Albiglutide was studied as monotherapy and in combination with metformin and other frequently used antidiabetic medications. It was also investigated versus placebo, glimepiride, pioglitazone, liraglutide, sitagliptin, insulin glargine, and insulin lispro. In clinical trials, albiglutide was shown to produce clinically relevant reductions from baseline in HbA1c levels versus placebo in patients with type 2 diabetes.
The most common adverse reactions reported with albiglutide were upper respiratory tract infection, diarrhea, nausea, and injection-site reaction.
1. Centers for Disease Control and Prevention. National diabetes fact sheet: national estimates and general information on diabetes and prediabetes in the United States, 2011. 2011. www.cdc.gov/diabetes/pubs/pdf/ndfs_2011.pdf. Accessed March 7, 2014.
2. Boyle JP, Thompson TJ, Gregg EW, et al. Projection of the year 2050 burden of diabetes in the US adult population: dynamic modeling of incidence, mortality, and prediabetes prevalence. Popul Health Metr. 2010;8:29.
3. American Diabetes Association. Economic costs of diabetes in the U.S. in 2012. Diabetes Care. 2013;36:1033-1046.
4. American Diabetes Association. Standards of medical care in diabetes—2013. Diabetes Care. 2013;36(suppl 1):S11-S66.
5. Garber AJ, Abrahamson MJ, Barzilay JI, et al. American Association of Clinical Endocrinologists’ comprehensive diabetes management algorithm 2013 consensus statement. Endocr Pract. 2013;19(suppl 2):1-48.
6. Cheung BM, Ong KL, Cherny SS, et al. Diabetes prevalence and therapeutic target achievement in the United States, 1999 to 2006. Am J Med. 2009;122:443-453.
7. Garber AJ. Novel GLP-1 receptor agonists for diabetes. Expert Opin Investig Drugs. 2012;21:45-57.
8. US Food and Drug Administration. FDA approves Tanzeum to treat type 2 diabetes. Press release. April 15, 2014. www.fda.gov/newsevents/newsroom/pressannounce
ments/ucm393289.htm. Accessed May 12, 2014.

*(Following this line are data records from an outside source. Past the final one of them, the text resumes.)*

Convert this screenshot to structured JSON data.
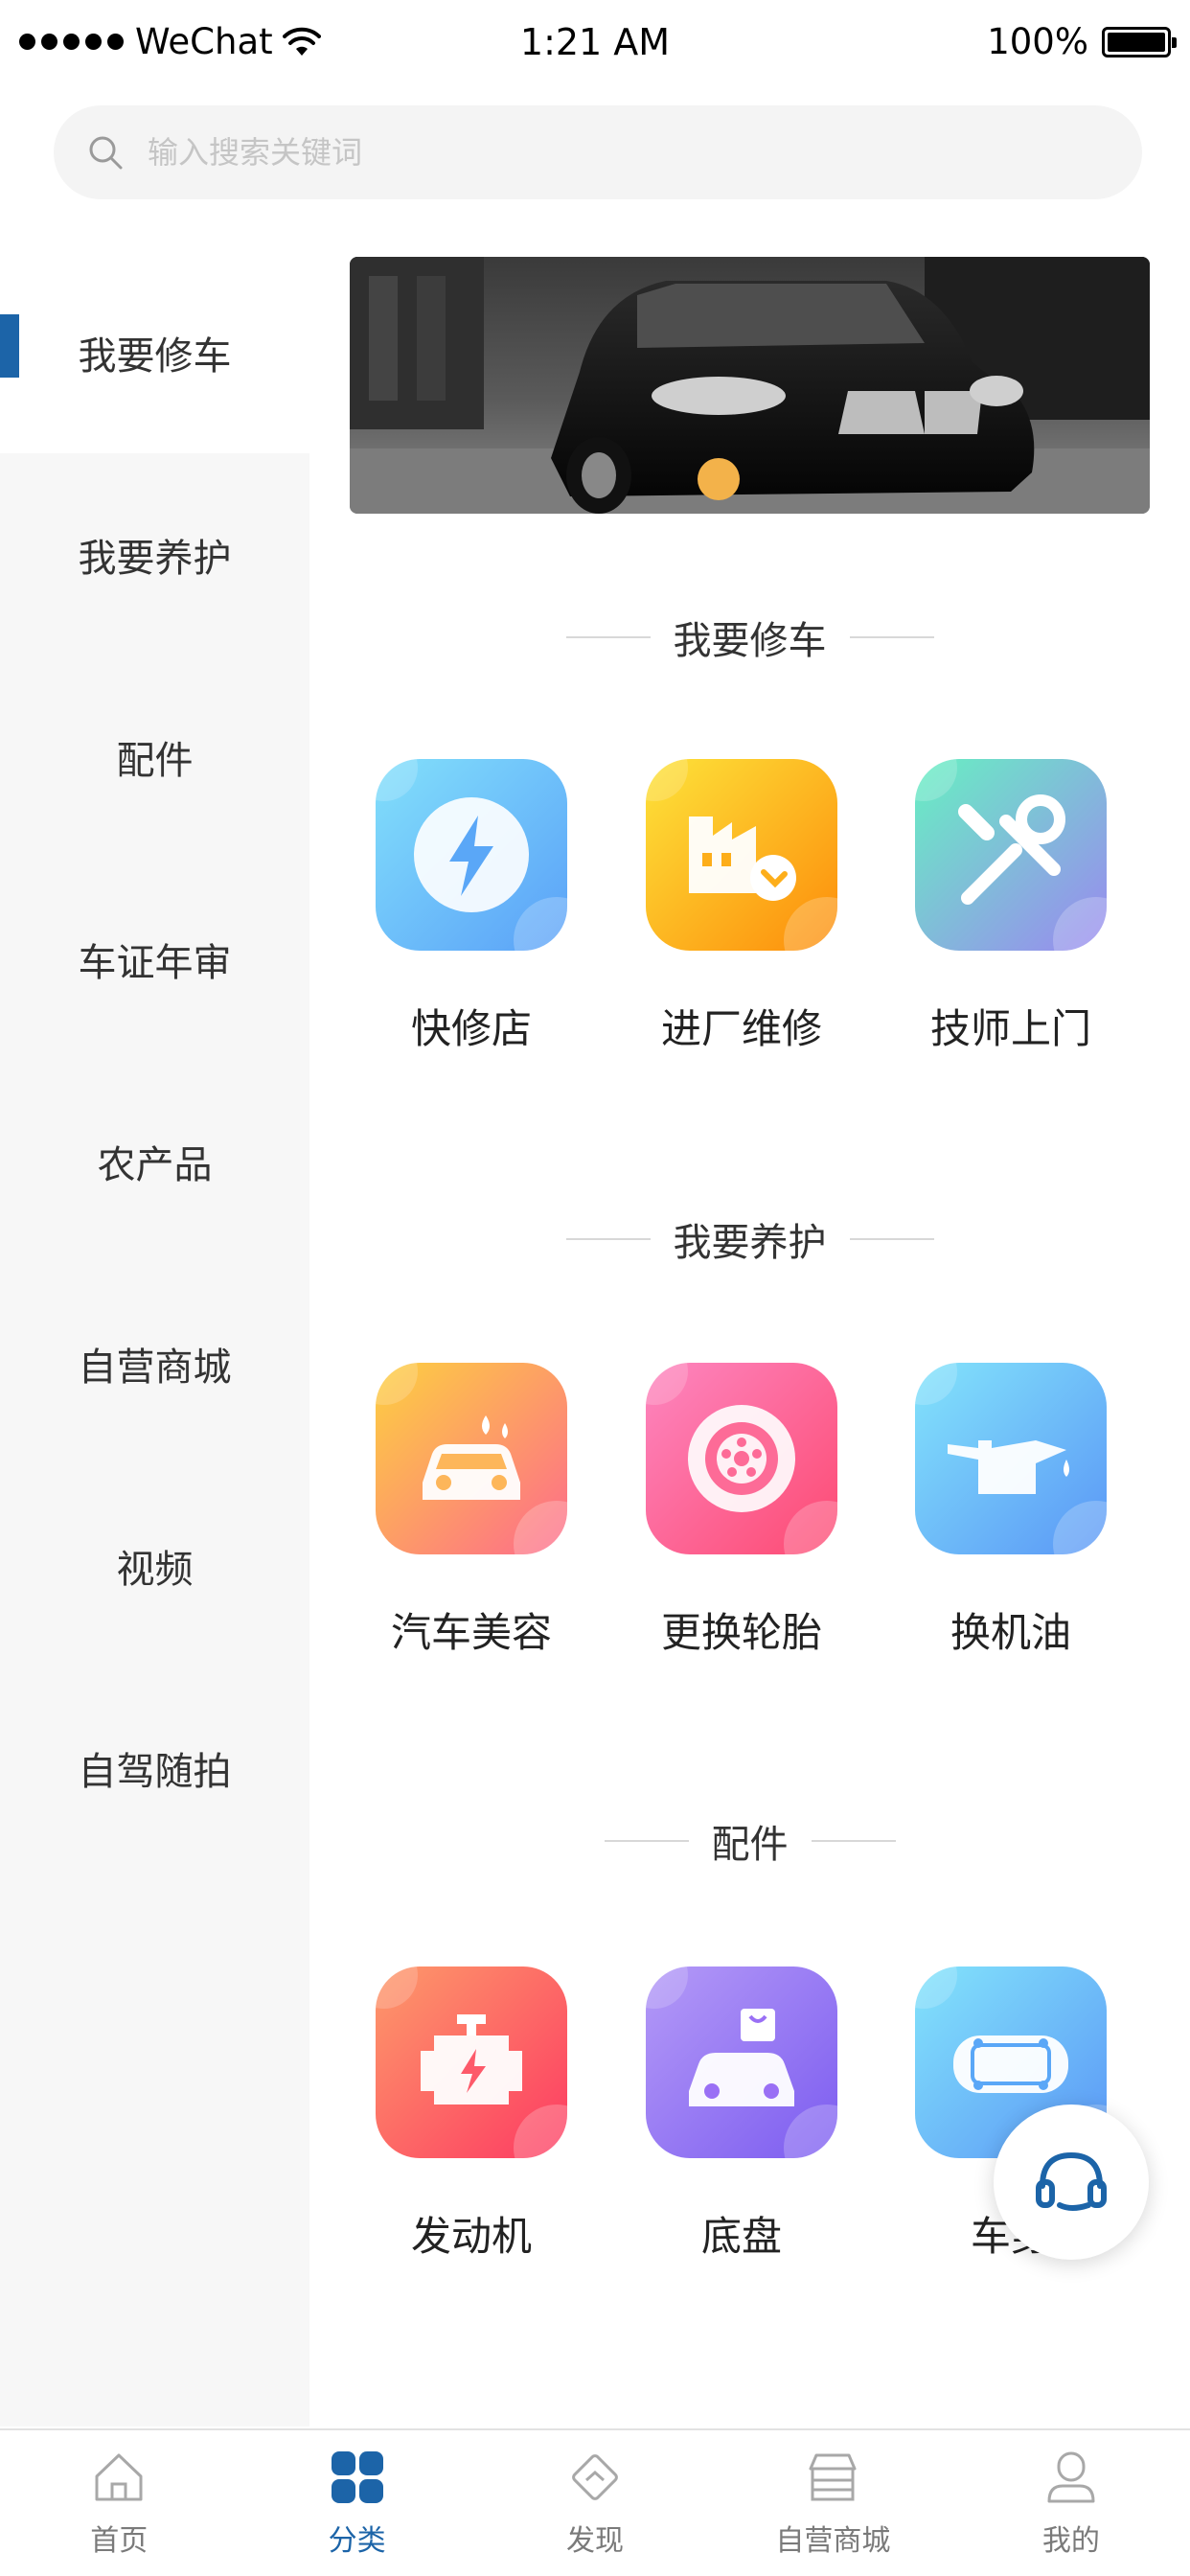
{
  "status_bar": {
    "carrier": "WeChat",
    "time": "1:21 AM",
    "battery": "100%"
  },
  "search": {
    "placeholder": "输入搜索关键词"
  },
  "sidebar": {
    "items": [
      {
        "label": "我要修车",
        "active": true
      },
      {
        "label": "我要养护"
      },
      {
        "label": "配件"
      },
      {
        "label": "车证年审"
      },
      {
        "label": "农产品"
      },
      {
        "label": "自营商城"
      },
      {
        "label": "视频"
      },
      {
        "label": "自驾随拍"
      }
    ]
  },
  "sections": [
    {
      "title": "我要修车",
      "items": [
        {
          "label": "快修店",
          "icon": "lightning-icon",
          "color": "#5aa7f7"
        },
        {
          "label": "进厂维修",
          "icon": "factory-icon",
          "color": "#fdae1a"
        },
        {
          "label": "技师上门",
          "icon": "tools-icon",
          "color": "#6bc9d9"
        }
      ]
    },
    {
      "title": "我要养护",
      "items": [
        {
          "label": "汽车美容",
          "icon": "car-wash-icon",
          "color": "#fd9a4a"
        },
        {
          "label": "更换轮胎",
          "icon": "tire-icon",
          "color": "#fd5c8c"
        },
        {
          "label": "换机油",
          "icon": "oil-can-icon",
          "color": "#5aa7f7"
        }
      ]
    },
    {
      "title": "配件",
      "items": [
        {
          "label": "发动机",
          "icon": "engine-icon",
          "color": "#fd4b6a"
        },
        {
          "label": "底盘",
          "icon": "chassis-icon",
          "color": "#9a70f5"
        },
        {
          "label": "车身",
          "icon": "car-body-icon",
          "color": "#5aa7f7"
        }
      ]
    }
  ],
  "tab_bar": {
    "tabs": [
      {
        "label": "首页",
        "icon": "home-icon"
      },
      {
        "label": "分类",
        "icon": "category-icon",
        "active": true
      },
      {
        "label": "发现",
        "icon": "discover-icon"
      },
      {
        "label": "自营商城",
        "icon": "store-icon"
      },
      {
        "label": "我的",
        "icon": "profile-icon"
      }
    ]
  },
  "colors": {
    "accent": "#1c64a8",
    "sidebar_bg": "#f7f7f7"
  }
}
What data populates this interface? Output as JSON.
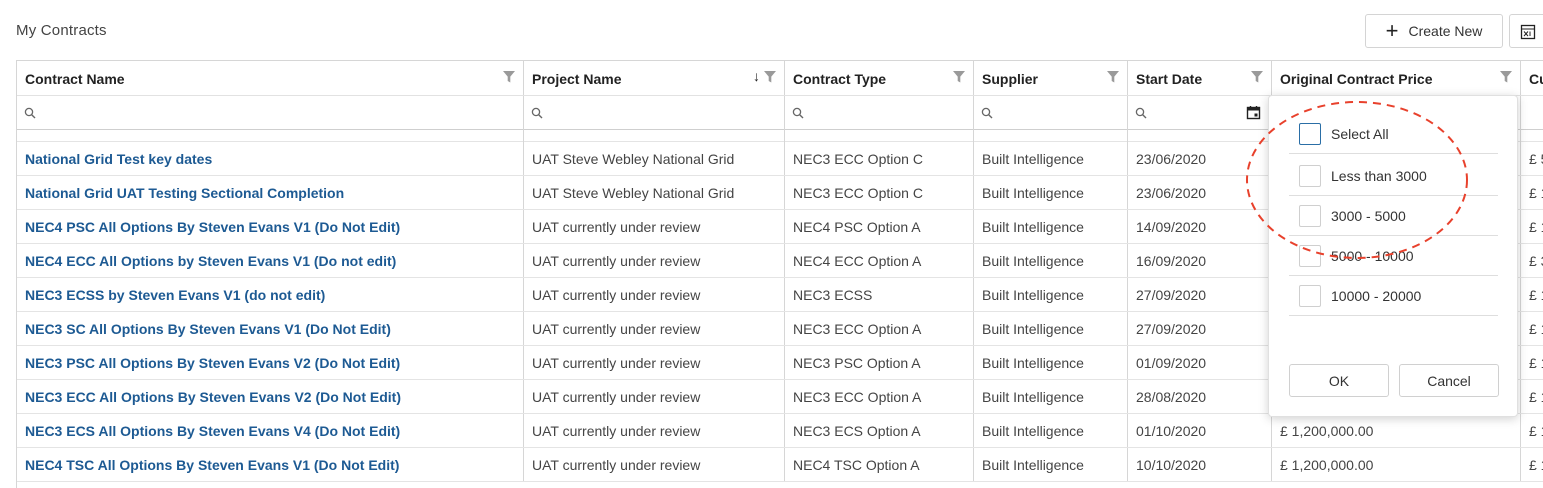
{
  "header": {
    "title": "My Contracts",
    "create_new_label": "Create New"
  },
  "table": {
    "columns": [
      {
        "label": "Contract Name"
      },
      {
        "label": "Project Name",
        "sort": "descending"
      },
      {
        "label": "Contract Type"
      },
      {
        "label": "Supplier"
      },
      {
        "label": "Start Date"
      },
      {
        "label": "Original Contract Price"
      },
      {
        "label": "Cu"
      }
    ],
    "rows": [
      {
        "contract_name": "National Grid Test key dates",
        "project_name": "UAT Steve Webley National Grid",
        "contract_type": "NEC3 ECC Option C",
        "supplier": "Built Intelligence",
        "start_date": "23/06/2020",
        "price": "",
        "cu": "£ 5"
      },
      {
        "contract_name": "National Grid UAT Testing Sectional Completion",
        "project_name": "UAT Steve Webley National Grid",
        "contract_type": "NEC3 ECC Option C",
        "supplier": "Built Intelligence",
        "start_date": "23/06/2020",
        "price": "",
        "cu": "£ 1"
      },
      {
        "contract_name": "NEC4 PSC All Options By Steven Evans V1 (Do Not Edit)",
        "project_name": "UAT currently under review",
        "contract_type": "NEC4 PSC Option A",
        "supplier": "Built Intelligence",
        "start_date": "14/09/2020",
        "price": "",
        "cu": "£ 1"
      },
      {
        "contract_name": "NEC4 ECC All Options by Steven Evans V1 (Do not edit)",
        "project_name": "UAT currently under review",
        "contract_type": "NEC4 ECC Option A",
        "supplier": "Built Intelligence",
        "start_date": "16/09/2020",
        "price": "",
        "cu": "£ 3"
      },
      {
        "contract_name": "NEC3 ECSS by Steven Evans V1 (do not edit)",
        "project_name": "UAT currently under review",
        "contract_type": "NEC3 ECSS",
        "supplier": "Built Intelligence",
        "start_date": "27/09/2020",
        "price": "",
        "cu": "£ 1"
      },
      {
        "contract_name": "NEC3 SC All Options By Steven Evans V1 (Do Not Edit)",
        "project_name": "UAT currently under review",
        "contract_type": "NEC3 ECC Option A",
        "supplier": "Built Intelligence",
        "start_date": "27/09/2020",
        "price": "",
        "cu": "£ 1"
      },
      {
        "contract_name": "NEC3 PSC All Options By Steven Evans V2 (Do Not Edit)",
        "project_name": "UAT currently under review",
        "contract_type": "NEC3 PSC Option A",
        "supplier": "Built Intelligence",
        "start_date": "01/09/2020",
        "price": "",
        "cu": "£ 1"
      },
      {
        "contract_name": "NEC3 ECC All Options By Steven Evans V2 (Do Not Edit)",
        "project_name": "UAT currently under review",
        "contract_type": "NEC3 ECC Option A",
        "supplier": "Built Intelligence",
        "start_date": "28/08/2020",
        "price": "",
        "cu": "£ 1"
      },
      {
        "contract_name": "NEC3 ECS All Options By Steven Evans V4 (Do Not Edit)",
        "project_name": "UAT currently under review",
        "contract_type": "NEC3 ECS Option A",
        "supplier": "Built Intelligence",
        "start_date": "01/10/2020",
        "price": "£ 1,200,000.00",
        "cu": "£ 1"
      },
      {
        "contract_name": "NEC4 TSC All Options By Steven Evans V1 (Do Not Edit)",
        "project_name": "UAT currently under review",
        "contract_type": "NEC4 TSC Option A",
        "supplier": "Built Intelligence",
        "start_date": "10/10/2020",
        "price": "£ 1,200,000.00",
        "cu": "£ 1"
      }
    ]
  },
  "filter_dropdown": {
    "options": [
      "Select All",
      "Less than 3000",
      "3000 - 5000",
      "5000 - 10000",
      "10000 - 20000"
    ],
    "ok_label": "OK",
    "cancel_label": "Cancel"
  },
  "icons": {
    "create": "plus-icon",
    "export": "excel-export-icon",
    "filter": "funnel-icon",
    "search": "search-icon",
    "calendar": "calendar-icon",
    "sort": "sort-down-arrow-icon"
  },
  "colors": {
    "link": "#1d5a93",
    "annotation": "#e8412c"
  }
}
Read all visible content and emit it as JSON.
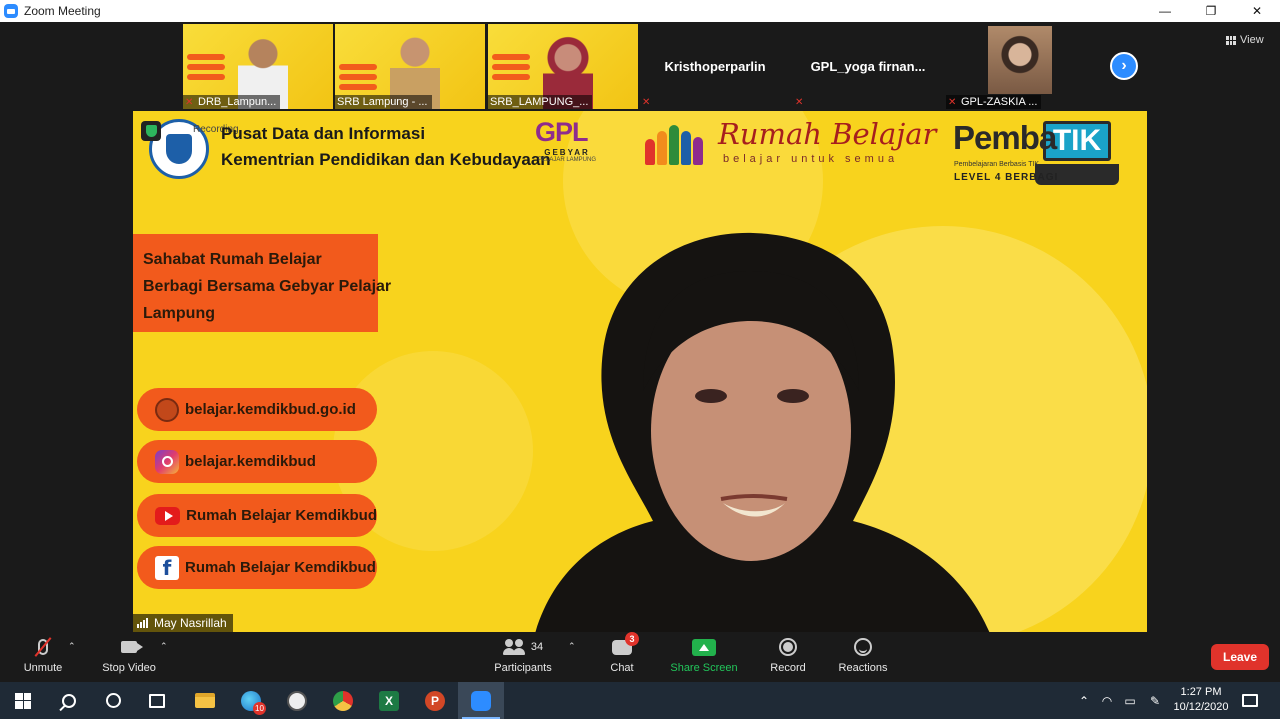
{
  "window": {
    "title": "Zoom Meeting",
    "controls": [
      "—",
      "❐",
      "✕"
    ]
  },
  "strip": {
    "tiles": [
      {
        "name": "DRB_Lampun...",
        "muted": true,
        "type": "video"
      },
      {
        "name": "SRB Lampung - ...",
        "muted": false,
        "type": "video"
      },
      {
        "name": "SRB_LAMPUNG_...",
        "muted": false,
        "type": "video"
      },
      {
        "name": "Kristhoperparlin",
        "muted": true,
        "type": "name"
      },
      {
        "name": "GPL_yoga  firnan...",
        "muted": true,
        "type": "name"
      },
      {
        "name": "GPL-ZASKIA ...",
        "muted": true,
        "type": "video"
      }
    ],
    "view_label": "View"
  },
  "slide": {
    "recording_label": "Recording",
    "header_line1": "Pusat Data dan Informasi",
    "header_line2": "Kementrian Pendidikan dan Kebudayaan",
    "gpl_logo": "GPL",
    "gpl_sub": "GEBYAR",
    "gpl_sub2": "PELAJAR LAMPUNG",
    "rb_title": "Rumah Belajar",
    "rb_tagline": "belajar untuk semua",
    "pemba": "Pemba",
    "tik": "TIK",
    "pemb_sub1": "Pembelajaran Berbasis TIK",
    "pemb_sub2": "LEVEL 4 BERBAGI",
    "orange_lines": [
      "Sahabat Rumah Belajar",
      "Berbagi Bersama Gebyar Pelajar",
      "Lampung"
    ],
    "pills": [
      {
        "icon": "globe-icon",
        "text": "belajar.kemdikbud.go.id"
      },
      {
        "icon": "instagram-icon",
        "text": "belajar.kemdikbud"
      },
      {
        "icon": "youtube-icon",
        "text": "Rumah Belajar Kemdikbud"
      },
      {
        "icon": "facebook-icon",
        "text": "Rumah Belajar Kemdikbud"
      }
    ],
    "speaker_name": "May Nasrillah"
  },
  "toolbar": {
    "unmute": "Unmute",
    "stop_video": "Stop Video",
    "participants": "Participants",
    "participants_count": "34",
    "chat": "Chat",
    "chat_badge": "3",
    "share_screen": "Share Screen",
    "record": "Record",
    "reactions": "Reactions",
    "leave": "Leave"
  },
  "taskbar": {
    "edge_badge": "10",
    "excel_letter": "X",
    "ppt_letter": "P",
    "time": "1:27 PM",
    "date": "10/12/2020"
  },
  "colors": {
    "zoom_blue": "#2d8cff",
    "slide_yellow": "#f8d31d",
    "slide_orange": "#f25a1c",
    "leave_red": "#e0332b",
    "share_green": "#22b14c"
  }
}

9. Tanzeum (albiglutide) for injection [prescribing information]. Research Triangle Park, NC: GlaxoSmithKline; April 2014.
10. GlaxoSmithKline. GSK receives US approval for once-weekly type 2 diabetes treatment, Tanzeum™ (albiglutide). Press release. April 15, 2014. www.gsk.com/media/press-releases/2014/gsk-receives-us-approval-for-once-weekly-type-2-diabetes-treatme.html. Accessed May 13, 2014.
11. Reinhardt R, Nauck MA, Stewart M, et al. Harmony 2 results at week 52 primary endpoint: once-weekly albiglutide monotherapy for patients with type 2 diabetes mellitus inadequately controlled with diet and exercise. Poster presented at the 49th Annual Meeting of the European Association for the Study of Diabetes; September 23-27, 2013; Barcelona, Spain.
12. Ahrén B, Johnson SL, Stewart M, et al. HARMONY 3: 104-week randomized, double-blind, placebo- and active-controlled trial assessing the efficacy and safety of albiglutide compared with placebo, sitagliptin, and glimepiride in patients with type 2 diabetes taking metformin. Diabetes Care. 2014;37:2141-2148.
13. Reusch J, Stewart MW, Perkins CM, et al. Efficacy and safety of once-weekly glucagon-like peptide 1 receptor agonist albiglutide (HARMONY 1 trial): 52-week primary endpoint results from a randomized, double-blind, placebo-controlled trial in patients with type 2 diabetes mellitus not controlled on pioglitazone, with or without metformin. Diabetes Obes Metab. 2014;16:1257-1264.